Emeritus Professor James C Taylor AM
Now retired from his position as Deputy Vice-Chancellor (Global Learning Services) and CIO at the University of Southern Queensland, Professor Taylor is a member of the Board of Directors of the OER Foundation.
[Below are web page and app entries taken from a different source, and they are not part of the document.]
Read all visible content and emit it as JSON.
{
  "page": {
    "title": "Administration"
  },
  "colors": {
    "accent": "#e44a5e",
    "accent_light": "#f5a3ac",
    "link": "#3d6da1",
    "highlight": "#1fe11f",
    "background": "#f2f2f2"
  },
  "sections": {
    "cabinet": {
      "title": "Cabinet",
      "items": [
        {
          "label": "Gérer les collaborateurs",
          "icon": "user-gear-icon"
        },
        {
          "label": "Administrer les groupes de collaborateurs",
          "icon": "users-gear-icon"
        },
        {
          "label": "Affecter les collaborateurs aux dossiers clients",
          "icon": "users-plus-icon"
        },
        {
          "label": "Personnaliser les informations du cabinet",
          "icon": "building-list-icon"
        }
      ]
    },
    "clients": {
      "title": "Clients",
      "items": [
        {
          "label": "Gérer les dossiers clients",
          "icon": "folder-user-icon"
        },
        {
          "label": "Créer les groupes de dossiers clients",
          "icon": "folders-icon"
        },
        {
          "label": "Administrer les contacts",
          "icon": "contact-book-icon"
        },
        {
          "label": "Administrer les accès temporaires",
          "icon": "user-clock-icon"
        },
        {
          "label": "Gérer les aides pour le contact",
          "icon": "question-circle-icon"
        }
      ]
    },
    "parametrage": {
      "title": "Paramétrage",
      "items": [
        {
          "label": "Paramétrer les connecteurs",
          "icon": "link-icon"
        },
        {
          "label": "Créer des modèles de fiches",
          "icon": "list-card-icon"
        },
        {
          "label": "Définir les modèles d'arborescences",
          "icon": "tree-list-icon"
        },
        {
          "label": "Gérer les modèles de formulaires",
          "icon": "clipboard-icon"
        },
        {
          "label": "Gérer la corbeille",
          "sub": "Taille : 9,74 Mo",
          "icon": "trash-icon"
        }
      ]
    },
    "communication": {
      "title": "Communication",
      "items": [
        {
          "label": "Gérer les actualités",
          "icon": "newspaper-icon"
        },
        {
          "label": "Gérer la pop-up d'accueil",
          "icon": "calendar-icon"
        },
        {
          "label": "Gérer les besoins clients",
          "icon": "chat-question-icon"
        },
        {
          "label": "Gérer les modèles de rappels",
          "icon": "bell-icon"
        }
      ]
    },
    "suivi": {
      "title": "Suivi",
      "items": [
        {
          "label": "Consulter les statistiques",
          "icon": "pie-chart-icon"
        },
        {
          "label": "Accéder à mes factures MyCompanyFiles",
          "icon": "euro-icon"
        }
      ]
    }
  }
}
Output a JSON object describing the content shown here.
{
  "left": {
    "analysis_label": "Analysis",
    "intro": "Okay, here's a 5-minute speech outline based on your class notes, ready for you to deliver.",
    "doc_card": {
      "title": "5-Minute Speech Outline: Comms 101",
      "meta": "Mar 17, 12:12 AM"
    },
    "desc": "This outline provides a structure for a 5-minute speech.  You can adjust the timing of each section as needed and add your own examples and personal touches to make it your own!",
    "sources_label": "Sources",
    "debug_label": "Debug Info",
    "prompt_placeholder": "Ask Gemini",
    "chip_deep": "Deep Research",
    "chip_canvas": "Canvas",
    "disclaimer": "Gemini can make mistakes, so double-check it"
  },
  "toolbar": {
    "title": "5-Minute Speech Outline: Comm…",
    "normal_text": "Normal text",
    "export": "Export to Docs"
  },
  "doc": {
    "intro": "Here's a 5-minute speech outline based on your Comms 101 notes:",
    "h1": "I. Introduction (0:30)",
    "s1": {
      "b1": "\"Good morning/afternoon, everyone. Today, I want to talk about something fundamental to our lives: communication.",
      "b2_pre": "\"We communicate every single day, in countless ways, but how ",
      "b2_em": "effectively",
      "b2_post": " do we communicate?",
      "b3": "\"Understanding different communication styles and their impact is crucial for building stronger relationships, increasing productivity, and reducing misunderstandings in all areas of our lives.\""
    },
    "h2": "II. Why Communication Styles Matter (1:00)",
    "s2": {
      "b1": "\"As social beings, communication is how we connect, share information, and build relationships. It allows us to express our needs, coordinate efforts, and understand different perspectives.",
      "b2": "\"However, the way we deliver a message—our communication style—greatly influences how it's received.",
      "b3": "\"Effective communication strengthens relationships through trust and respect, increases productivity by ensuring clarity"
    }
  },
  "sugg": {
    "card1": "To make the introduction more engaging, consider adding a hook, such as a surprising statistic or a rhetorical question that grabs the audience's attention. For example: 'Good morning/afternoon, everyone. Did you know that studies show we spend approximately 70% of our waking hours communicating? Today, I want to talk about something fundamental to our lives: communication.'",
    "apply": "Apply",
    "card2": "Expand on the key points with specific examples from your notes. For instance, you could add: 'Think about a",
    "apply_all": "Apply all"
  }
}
He was awarded the International Council for Open and Distance Education (ICDE) inaugural individual prize for excellence in 1999, and was President of ICDE from 2002 – 2005.
In 2009, Professor Taylor was appointed as a Member in the General Division of the Order of Australia for “services to tertiary education, particularly in the areas of open learning, on-line and distance education, as an academic, researcher and administrator”. The same year, he received the Australian Higher Education Quality Award from the Australian Universities Quality Agency (AUQA) for his“national and international impact on improving the reputation and quality of open, distance and flexible education”. In 2013, he was appointed as an Honorary Fellow of the Commonwealth of Learning.
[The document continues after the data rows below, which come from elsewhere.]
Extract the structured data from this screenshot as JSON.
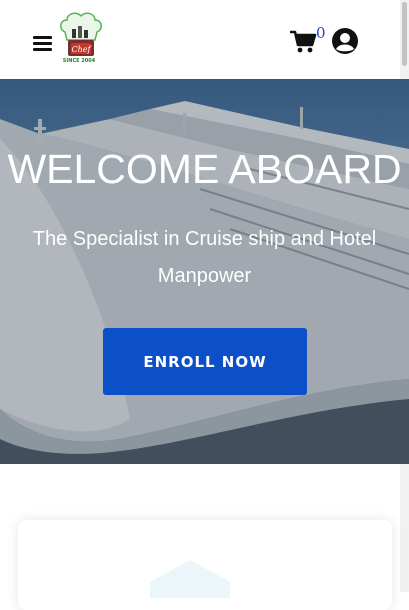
{
  "header": {
    "menu_icon": "hamburger-menu-icon",
    "logo": {
      "tagline": "SINCE 2004",
      "badge_text": "Chef"
    },
    "cart": {
      "icon": "shopping-cart-icon",
      "count": "0"
    },
    "user_icon": "user-circle-icon"
  },
  "hero": {
    "title": "WELCOME ABOARD",
    "subtitle": "The Specialist in Cruise ship and Hotel Manpower",
    "cta_label": "ENROLL NOW"
  },
  "colors": {
    "cta_background": "#0b4fc9",
    "cart_count": "#1e3fd1",
    "logo_green": "#2e7d32"
  }
}
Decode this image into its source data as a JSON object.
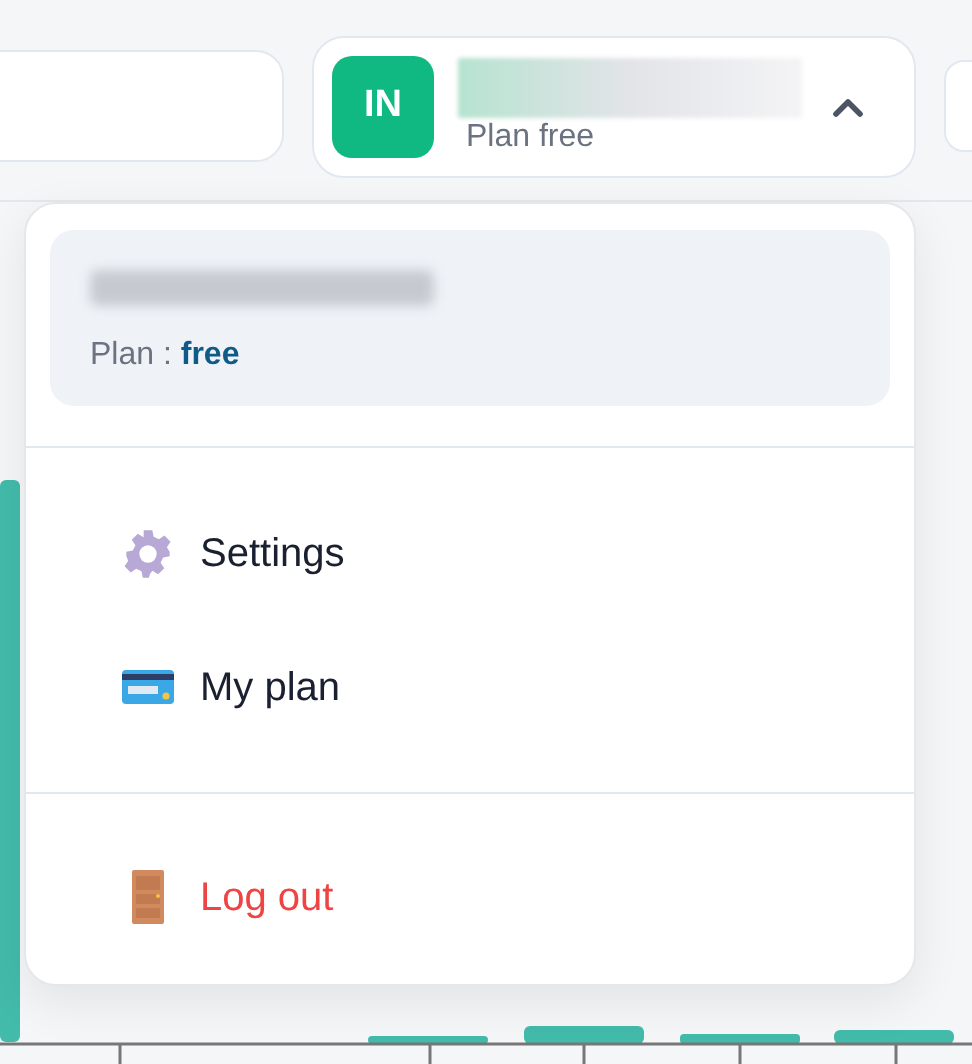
{
  "user_button": {
    "initials": "IN",
    "plan": "Plan free",
    "expanded": true
  },
  "menu": {
    "plan_label": "Plan :",
    "plan_value": "free",
    "sections": [
      [
        {
          "label": "Settings",
          "kind": "settings"
        },
        {
          "label": "My plan",
          "kind": "plan"
        }
      ],
      [
        {
          "label": "Log out",
          "kind": "logout"
        }
      ]
    ]
  }
}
Bruce Scriven’s association with distance education actually commenced in 1961 when he started a Diploma of Education externally from the University of New England. However, it was not until 1974 that he became involved in distance education at a professional level when he was asked to establish distance education courses to upgrade the qualifications of teachers in Queensland.Bruce attended what he thinks is regarded as the first organised meeting of Australian distance educators held at the University of New England in 1974 under the chairmanship of Kevin Smith (the first ODLAA life member) and which saw the establishment of ASPESA—the Australian and South Pacific External Studies Association and the forerunner of ODLAA.
Bruce became an active member of ASPESA, was a member of the management committee for many years and served as Secretary/Treasurer for 4 years and President for 2 years. Bruce attended every biennial forum of ASPESA (and ODLAA) up to 1996, when he retired from his position as Associate Professor at the Queensland University of Technology. He also attended most workshops which were sponsored by ASPESA in the years between forums.
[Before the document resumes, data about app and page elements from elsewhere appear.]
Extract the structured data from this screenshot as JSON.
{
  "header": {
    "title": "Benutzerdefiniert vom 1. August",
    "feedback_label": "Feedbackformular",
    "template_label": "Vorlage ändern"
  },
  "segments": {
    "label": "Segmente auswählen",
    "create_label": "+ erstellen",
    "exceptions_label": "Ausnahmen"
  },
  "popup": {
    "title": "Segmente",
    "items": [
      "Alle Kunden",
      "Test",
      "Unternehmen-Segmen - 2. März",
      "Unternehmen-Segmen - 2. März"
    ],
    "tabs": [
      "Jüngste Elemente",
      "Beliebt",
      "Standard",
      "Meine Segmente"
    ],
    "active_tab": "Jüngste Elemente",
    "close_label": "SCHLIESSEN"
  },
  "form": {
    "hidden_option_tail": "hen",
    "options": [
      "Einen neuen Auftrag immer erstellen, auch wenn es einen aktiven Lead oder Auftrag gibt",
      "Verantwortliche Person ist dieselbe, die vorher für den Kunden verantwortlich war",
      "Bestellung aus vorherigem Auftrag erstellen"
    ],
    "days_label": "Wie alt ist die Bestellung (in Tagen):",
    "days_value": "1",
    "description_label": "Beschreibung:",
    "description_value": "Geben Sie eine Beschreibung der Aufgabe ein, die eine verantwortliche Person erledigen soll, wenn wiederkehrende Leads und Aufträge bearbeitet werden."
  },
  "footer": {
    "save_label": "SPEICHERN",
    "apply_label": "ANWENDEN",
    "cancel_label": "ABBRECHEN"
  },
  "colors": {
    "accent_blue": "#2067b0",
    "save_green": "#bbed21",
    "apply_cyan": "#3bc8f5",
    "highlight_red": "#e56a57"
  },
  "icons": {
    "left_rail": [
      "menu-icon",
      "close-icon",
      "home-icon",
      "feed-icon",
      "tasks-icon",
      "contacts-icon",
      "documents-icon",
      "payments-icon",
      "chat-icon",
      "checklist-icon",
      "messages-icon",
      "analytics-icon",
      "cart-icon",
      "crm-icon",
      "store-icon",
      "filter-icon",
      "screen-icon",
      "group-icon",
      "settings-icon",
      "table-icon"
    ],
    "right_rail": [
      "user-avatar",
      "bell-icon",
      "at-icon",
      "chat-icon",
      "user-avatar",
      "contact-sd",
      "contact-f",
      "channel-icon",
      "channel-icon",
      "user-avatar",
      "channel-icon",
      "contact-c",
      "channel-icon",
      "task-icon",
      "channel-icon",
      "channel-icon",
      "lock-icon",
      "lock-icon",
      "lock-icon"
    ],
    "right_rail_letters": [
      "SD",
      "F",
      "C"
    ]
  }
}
Bruce was active in the International Council for Distance Education (ICDE) and presented papers and/or acted as session chairman at every ICDE conference until 1996. He remembers being present with a few other Australians in a hotel room at one ICDE conference when the idea of an international journal devoted to distance education was first discussed. The rest is now history! Bruce was vice-president for Oceania and Australia for 4 years and Program Chair of the 16th World Conference in Bangkok in 1992.
Bruce was a member of a number of other professional associations with special interest in teacher education and the use of technology in education. In the 1980s, he undertook pioneering work in the use of teleconferencing, satellites and electronic mail to support distance learning. (This all seems so trivial nowadays when the emphasis seems to be on elearning, but then we had just moved to electric typewriters to prepare distance education materials and the internet was not even a dream!)
Bruce has undertaken consultancies and staff training in many countries including Indonesia, Malaysia, Hong Kong, Scotland and after ‘retirement’ spent 2 years as the distance education advisor for a women’s health training project in the Philippines. He now lives on the Sunshine Coast in Queensland and when he is not travelling (he has just returned from a trip through the Baltic States, Russia and Switzerland) he is most likely to be found on the golf course where, unfortunately, his handicap continues to increase with his age.
Bruce was awarded Life Membership of ODLAA in 1997.